The New York Sheep and Wool in Rhinebeck, NY was one of only two anchors for our entire road trip. Jyn has wanted to go to this event for years. Rhinebeck is arguably the most well known fiber festival in the US. It caters to knitting, crochet, weaving, and everything associated with the fiber arts. For example, Rhinebeck had all kinds of yarn (even vicuña yarn that costs up to $170 for only 50 grams!), knitting contests, hundreds of vendors, baby goat contests, llama/alpaca contests, photography contests, sheep contests, animal parades, sheep herding demonstrations with dogs, question and answer sessions, frisbee dogs, sheep sheering demonstrations, food, and a variety of workshops.

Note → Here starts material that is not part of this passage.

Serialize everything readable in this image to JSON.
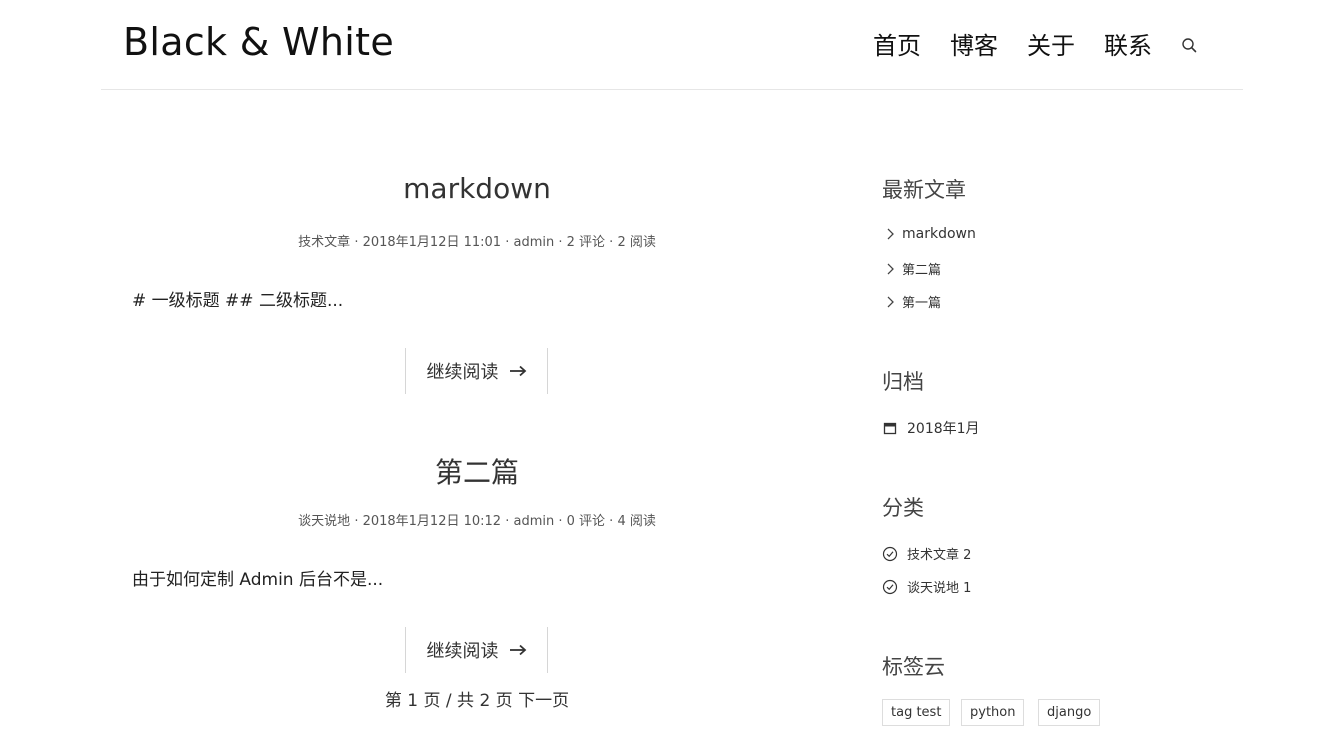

Rhinebeck is a small town, or perhaps a large hamlet, teeming with charm. I imagine that it is a quiet place for most of the year, but at the end of October, thousands of knitters descend upon the tiny city. We reserved our hotel around 4 months in advance and that was already too late to stay in town.
On the first day, we arrived about 40 minutes before the event started and a few hundred people were already waiting in the 50° morning. Knitting and waiting. The cold doesn’t seem to bother knitters as much. They get decked out, from head to toe, in their favorite wooly creations that represent thousands of hours of effort. It feels like the line to enter a fancy downtown club, but a bit older, more homogenous, and significantly more crafty.
After the excitement was nearly too much to bear, the gates opened and knitters stormed the fairgrounds. Our strategy was to head directly to the souvenier tent to purchase one of the coveted tote bags and shirts. We chose wisely. Later in the day, the line was at least a few hours long, and they probably ran out of the bags. Since all of the workshops were full, we spent the day roaming from event to event. Some of the highlights were watching a woman spinning yarn directly from a live English Angora bunny (bunny did not seem to mind at all), watching the high jump contest for all of the animals (a goat and an alpaca tied for first), visiting endless vendors, meeting the famous cashmere goats, making matching beanie hats in less than 5 hours, walking by the smells of fried everything, and seeing the results of my first official photo contest.
Months ago, when I heard that there was a photo contest, I immediately knew I had to participate. My goal was simply to have a picture of Jyn and/or us on the wall of photo entries for everyone to see. It would make us more a part of the festival. I entered a photo of Jyn, a photo of us, and 8 other images to span all of their categories. Sure enough, the photos were on the contest wall for everyone to see. I enjoyed watching people lean closer to the wall to see the details of my pictures. People pointed at the picture of Jyn, as well as others, and I was loved every second of it. I even asked Jyn to stand next to it so I could covertly get a picture of her next to her picture. My goal was already accomplished, but I still wanted to see how my photos ranked against the others. After the results were posted, we walked back to the photo area. I gasped! From a distance, the first thing I noticed was the picture of Jyn with a blue ribbon! Then we looked closer. My photos won 3 out of the 4 categories, was the runner up to best in show, and 7 out of 10 of my pictures placed in the top 3. Sweet potatoes!
Along with the crafty side of the event, you could also interact with the animals that provide fiber. I was unaware that a sheep’s coat feels similar to memory foam. It is dense and soft.
We were at the festival all day on both days and we never bored. We even missed a few things to do including seeing the kangaroos and having apple cider donuts. People were even waiting in a long line in the rain for those donuts! For those who are concerned, I did have a delicious apple cider donut after the event. Overall, we had a great time and look forward to attending another in the future.
Up Next, Driving down the east coast of the United States to Florida.